"The Master Class"
Hosted by the Steadicam Guild
Prerequisite: Workshop from a Camera Stabilizer workshop; i.e., Tiffen, Pro, or Peter Abraham's 2 day workshop (see Peter's post in the news/events/workshops thread))
If you are availbe and are interested during this time contact me immediately at Davidgrove@gmail.com
Lead Intructor: Charles Papert
Workshop coordinator & assistant: David Grove
Cost: $850 Paid in full.
Location: Los Angeles
Lunch: will be provided as will craft service items
WHAT TO BRING: Each student will bring their personal camera stabilizer system.
VHF Video Transmitter
Camera with recording capability that has XLR inputs
(we will be using wireless mics.)
Actors: Participants will be shooting scripted scenes with real actors The course description:
You've got your rig, you've done the line exercises, you've chased the pets/kids/wife around the house ad infinitum. Maybe you've even done a few small jobs. Now it's time to really get in the game. The Steadicam Guild presents the Operator's Weekend, an
intensive practical workshop that focuses on the techniques and challenges faced by the working operator through realistic scene studies.

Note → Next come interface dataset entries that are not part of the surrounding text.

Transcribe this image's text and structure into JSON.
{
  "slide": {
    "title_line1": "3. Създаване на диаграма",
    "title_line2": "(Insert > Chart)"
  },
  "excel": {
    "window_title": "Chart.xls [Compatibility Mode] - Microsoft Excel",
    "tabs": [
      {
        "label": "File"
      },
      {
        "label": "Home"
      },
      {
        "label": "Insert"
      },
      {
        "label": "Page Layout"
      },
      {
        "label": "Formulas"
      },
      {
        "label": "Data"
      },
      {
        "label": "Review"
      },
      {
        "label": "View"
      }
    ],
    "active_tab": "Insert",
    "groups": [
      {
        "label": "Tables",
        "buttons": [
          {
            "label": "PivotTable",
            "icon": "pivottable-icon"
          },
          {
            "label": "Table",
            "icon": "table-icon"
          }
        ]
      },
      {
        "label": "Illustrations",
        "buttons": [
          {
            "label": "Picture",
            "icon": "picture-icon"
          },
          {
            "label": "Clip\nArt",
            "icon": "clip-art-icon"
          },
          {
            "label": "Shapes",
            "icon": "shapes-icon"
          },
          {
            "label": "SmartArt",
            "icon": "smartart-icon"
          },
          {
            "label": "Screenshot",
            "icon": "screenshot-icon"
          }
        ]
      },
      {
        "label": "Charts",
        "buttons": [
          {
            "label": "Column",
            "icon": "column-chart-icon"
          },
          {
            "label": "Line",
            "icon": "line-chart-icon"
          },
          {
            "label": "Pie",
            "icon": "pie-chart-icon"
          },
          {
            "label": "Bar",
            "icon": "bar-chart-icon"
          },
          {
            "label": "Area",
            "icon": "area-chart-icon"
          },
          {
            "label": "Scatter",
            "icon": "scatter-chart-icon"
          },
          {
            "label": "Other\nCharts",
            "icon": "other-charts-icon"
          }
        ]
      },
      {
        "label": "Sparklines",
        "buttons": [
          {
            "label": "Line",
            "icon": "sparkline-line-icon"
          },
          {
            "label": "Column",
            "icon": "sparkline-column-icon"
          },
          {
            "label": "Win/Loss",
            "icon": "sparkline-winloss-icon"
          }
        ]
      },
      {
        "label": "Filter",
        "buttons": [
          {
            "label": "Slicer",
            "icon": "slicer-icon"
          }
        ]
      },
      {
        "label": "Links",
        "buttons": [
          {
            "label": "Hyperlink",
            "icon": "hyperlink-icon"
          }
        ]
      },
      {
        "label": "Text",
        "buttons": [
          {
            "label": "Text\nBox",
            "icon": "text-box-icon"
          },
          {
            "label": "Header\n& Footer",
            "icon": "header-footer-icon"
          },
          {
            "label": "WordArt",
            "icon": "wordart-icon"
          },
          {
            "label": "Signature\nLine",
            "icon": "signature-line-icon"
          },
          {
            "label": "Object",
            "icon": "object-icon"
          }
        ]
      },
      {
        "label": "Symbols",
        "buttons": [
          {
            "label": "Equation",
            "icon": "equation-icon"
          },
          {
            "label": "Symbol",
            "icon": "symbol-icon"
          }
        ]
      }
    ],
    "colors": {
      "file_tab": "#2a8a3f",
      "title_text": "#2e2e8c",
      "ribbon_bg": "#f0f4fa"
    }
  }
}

The participants will be presented with shots to perform that duplicate the experience of being on set as much as possible.
Because of the small size of the group, more time will be devoted to finessing the shots than in a conventional workshop. Along the way, the instructor will pass on various tips and tricks as well as critique the results. On the second day, the stakes will increase as the students shoot a scripted scene performed by actual actors.

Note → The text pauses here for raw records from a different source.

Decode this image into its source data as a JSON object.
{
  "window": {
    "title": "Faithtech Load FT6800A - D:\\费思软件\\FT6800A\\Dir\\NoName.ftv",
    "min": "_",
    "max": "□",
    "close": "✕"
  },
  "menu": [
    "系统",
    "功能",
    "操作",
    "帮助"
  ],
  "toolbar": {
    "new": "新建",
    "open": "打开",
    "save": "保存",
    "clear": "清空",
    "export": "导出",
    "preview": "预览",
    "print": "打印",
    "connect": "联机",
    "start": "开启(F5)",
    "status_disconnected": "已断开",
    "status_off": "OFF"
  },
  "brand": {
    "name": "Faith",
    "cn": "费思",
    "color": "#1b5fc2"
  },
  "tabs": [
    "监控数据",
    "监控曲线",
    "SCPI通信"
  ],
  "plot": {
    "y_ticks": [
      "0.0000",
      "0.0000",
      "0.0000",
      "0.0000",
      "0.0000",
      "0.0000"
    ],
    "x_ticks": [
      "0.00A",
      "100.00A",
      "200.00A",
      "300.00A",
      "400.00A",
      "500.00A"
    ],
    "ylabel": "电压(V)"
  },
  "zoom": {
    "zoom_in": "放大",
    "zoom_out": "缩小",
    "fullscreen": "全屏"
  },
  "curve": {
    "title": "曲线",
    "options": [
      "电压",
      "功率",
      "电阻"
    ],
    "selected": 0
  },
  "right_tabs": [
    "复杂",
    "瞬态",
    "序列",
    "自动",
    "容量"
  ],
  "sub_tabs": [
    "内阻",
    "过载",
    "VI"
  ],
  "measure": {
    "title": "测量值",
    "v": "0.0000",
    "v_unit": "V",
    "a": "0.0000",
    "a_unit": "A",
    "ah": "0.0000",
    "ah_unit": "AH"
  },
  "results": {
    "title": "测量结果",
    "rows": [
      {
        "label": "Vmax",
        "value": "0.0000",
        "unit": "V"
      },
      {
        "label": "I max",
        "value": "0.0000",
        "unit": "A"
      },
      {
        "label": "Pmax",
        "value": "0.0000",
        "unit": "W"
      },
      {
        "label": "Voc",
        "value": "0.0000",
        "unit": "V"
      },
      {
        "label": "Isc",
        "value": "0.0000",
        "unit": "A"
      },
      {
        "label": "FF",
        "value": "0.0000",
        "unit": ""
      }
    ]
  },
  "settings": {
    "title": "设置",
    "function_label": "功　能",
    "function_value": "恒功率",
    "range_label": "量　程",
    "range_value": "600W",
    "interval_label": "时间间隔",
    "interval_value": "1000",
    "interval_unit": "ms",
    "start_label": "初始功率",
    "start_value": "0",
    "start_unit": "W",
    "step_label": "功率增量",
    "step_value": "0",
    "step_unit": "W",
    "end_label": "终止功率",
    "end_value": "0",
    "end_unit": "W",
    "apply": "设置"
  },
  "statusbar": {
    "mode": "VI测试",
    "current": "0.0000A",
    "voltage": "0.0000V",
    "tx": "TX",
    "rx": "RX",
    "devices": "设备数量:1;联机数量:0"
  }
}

Along the way, a wide range of topics relating to the working operator will be covered, including:
Axial vs spatial moves, e.g. when to boom rather than tilt, etc.
The importance of footwork

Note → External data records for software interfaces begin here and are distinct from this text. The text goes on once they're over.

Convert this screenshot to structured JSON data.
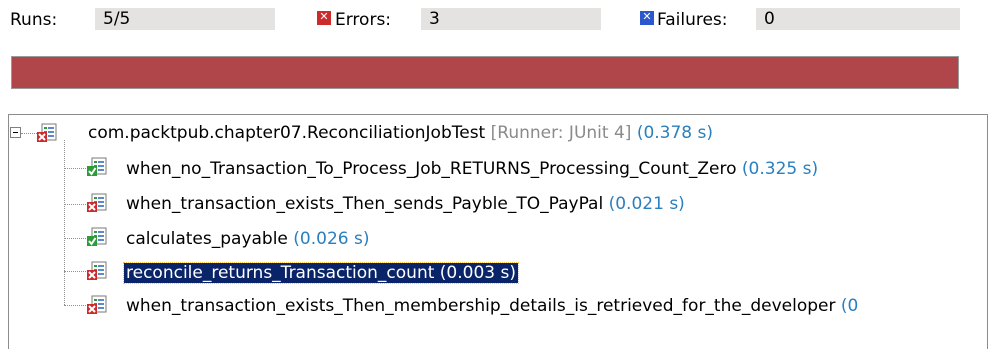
{
  "counters": {
    "runs_label": "Runs:",
    "runs_value": "5/5",
    "errors_label": "Errors:",
    "errors_value": "3",
    "failures_label": "Failures:",
    "failures_value": "0"
  },
  "progress": {
    "status": "error",
    "fraction": 1.0,
    "color": "#b0464a"
  },
  "tree": {
    "suite": {
      "name": "com.packtpub.chapter07.ReconciliationJobTest",
      "runner": "[Runner: JUnit 4]",
      "time": "(0.378 s)",
      "status": "error",
      "expanded": true
    },
    "tests": [
      {
        "name": "when_no_Transaction_To_Process_Job_RETURNS_Processing_Count_Zero",
        "time": "(0.325 s)",
        "status": "pass"
      },
      {
        "name": "when_transaction_exists_Then_sends_Payble_TO_PayPal",
        "time": "(0.021 s)",
        "status": "error"
      },
      {
        "name": "calculates_payable",
        "time": "(0.026 s)",
        "status": "pass"
      },
      {
        "name": "reconcile_returns_Transaction_count (0.003 s)",
        "time": "",
        "status": "error",
        "selected": true
      },
      {
        "name": "when_transaction_exists_Then_membership_details_is_retrieved_for_the_developer",
        "time": "(0",
        "status": "error"
      }
    ]
  },
  "colors": {
    "error": "#cc2b2b",
    "pass": "#2e9b3a",
    "time": "#2a7fbf",
    "selection": "#0a246a"
  },
  "icons": {
    "error": "error-icon",
    "failure": "failure-icon",
    "suite": "test-suite-icon",
    "test": "test-case-icon"
  }
}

Optimizing the rig for a given shot
Laying marks for yourself; the skinny V, the foot fault line.
The single hardest move for Steadicam and how to master it
Film making nuts and bolts
Understanding the "no fly zone" for pan speeds
Keeping the editor happy: how to deliver shots that are cuttable
Working within the rhythm of the scene
Why wide lenses are sometimes harder than long lenses
How and when to create and sell a shot to a director or DP
How to know what should be shot on Steadicam vs dolly
How to improve a shot that is handed to you
Understanding the ramifications of making changes between takes
Working with talent
How they can help you and vice-versa
Reading body language to anticipate framing
Gaining their trust
Working with your bosses
Translating the director and DP's vision
How and when to ask for another take
What they are looking for from you
Working with the crew
Forging a team with the AC's
How to problem-solve with the lighting department
What the grips can offer you
Patrolling the set for bogies, flares and other assassins
Minimizing the number of takes required to nail the shot
Maximizing the success of the shot while picking your battles wisely
Membership into the Steadicam Guild
-Students that complete the operators weekend will become members of the Steadicam Guild immediately after the workshop.
-Your name and link to your IMDB listing or website will be posted on the Roster section of the Steadicam Guild website along with other top Steadicam Operators from around the world.-You will also have access to the Steadicam Guild Forum which is only accessible to Steadicam Guild members.
If you are interested in attending please contact: firstname.lastname@example.org